Kill The Client- Set For Extinction
Record Label: Relapse Records
Release Date: October 26, 2010
Grindcore can be a frustrating genre. On one hand, you have the master musicians; the innovators, with bands like Agoraphobic Nosebleed, Cattle Decapitation and Rotten Sound setting a fairly lofty standard for contemporary grind. On the other hand, you have less-memorable outfits who seem to lose sight of creating truly remarkable music in favor of pursuing as dissonant and brutal a sound as possible. Kill The Client have always been one of the "good" grindcore bands; not great, but not uninteresting enough to get swept up in the sea of countless imitators. However, with their latest release, Set For Extinction, Kill The Client blaze a trail of infectious heavy metal grime, chopping away with unrelenting spirit and excitement. Though it may not be too different from previous releases, Set For Extinction takes what worked best about previous releases and fine-tunes those elements. The riffs are still merciless and skull-crushing, but a considerable dose of catchiness is added. Of course, "catchiness" is a relative term here. Don't expect any synth-pop keys or pop punk hooks to jump out of nowhere; it's still Kill The Client, albeit stronger and more focused than before.

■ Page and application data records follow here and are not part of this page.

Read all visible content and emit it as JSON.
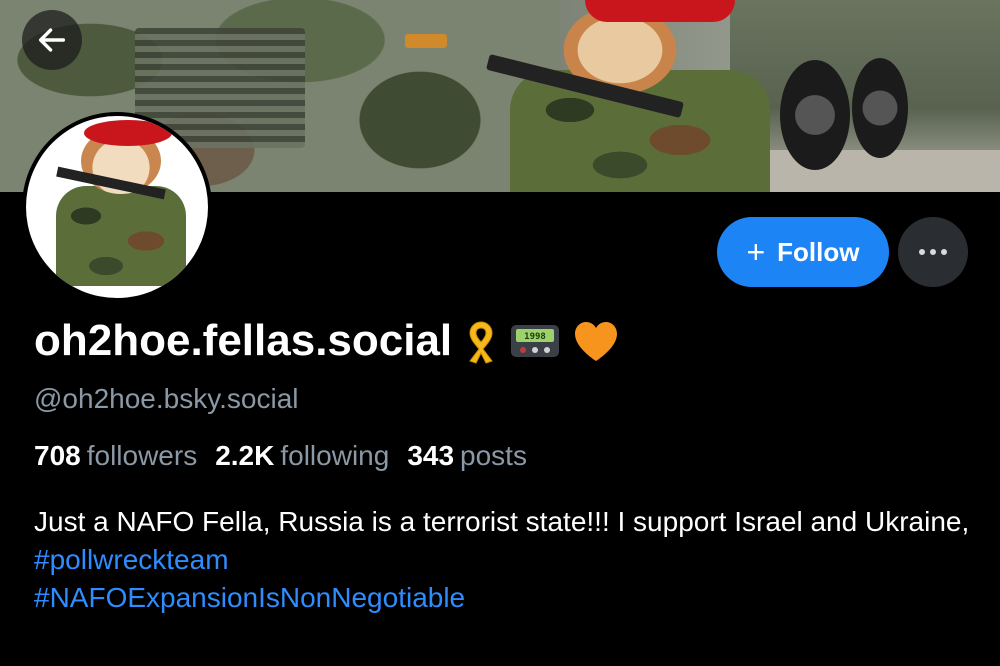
{
  "profile": {
    "display_name": "oh2hoe.fellas.social",
    "handle": "@oh2hoe.bsky.social",
    "name_emojis": [
      "yellow-ribbon-icon",
      "pager-icon",
      "orange-heart-icon"
    ],
    "pager_text": "1998"
  },
  "actions": {
    "follow_label": "Follow",
    "follow_icon": "plus-icon",
    "more_icon": "ellipsis-icon",
    "back_icon": "arrow-left-icon"
  },
  "stats": {
    "followers_count": "708",
    "followers_label": "followers",
    "following_count": "2.2K",
    "following_label": "following",
    "posts_count": "343",
    "posts_label": "posts"
  },
  "bio": {
    "text": "Just a NAFO Fella, Russia is a terrorist state!!! I support Israel and Ukraine,",
    "hashtags": [
      "#pollwreckteam",
      "#NAFOExpansionIsNonNegotiable"
    ]
  },
  "colors": {
    "background": "#000000",
    "accent": "#1d84f5",
    "muted_text": "#8b98a5",
    "link": "#2f8cff"
  }
}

Production-wise, this is better sounding than most albums of similar nature. The production isn't too raw or too polished - a considerable selling point when you consider the fact that many death metal/grind records suffer from (often intentionally) poor production that leaves things sounding too muddled and claustrophobic. The drums are sharp and commanding but never tinny or irritating. Guitars and bass are evenly mixed with just the right amount of low end beneath the crushing landslide of guitar cacophony.
Clocking in at around half an hour at nineteen songs, this album is more or less standard for grindcore. Songs never even reach the three minute mark, and the longest song on the record, opener "No Leaders," is just two-and-a-half minutes. And as such, the album tends to bleed together in spots. Some songs, as is the case with many grindcore releases, fly by so quickly that even after multiple listens, one may still have a hard time remembering certain tracks. While this may not be a problem for devoted grindcore fans, casual listeners (such as myself) may find it a little exhausting. But perhaps this is the point. Grindcore is anything but relaxed, and Kill The Client attest to that. Set For Extinction, though not a revolutionary or game-changing effort, is nonetheless a solid collection of death-grind that shows considerable growth for one of the genre's most promising bands.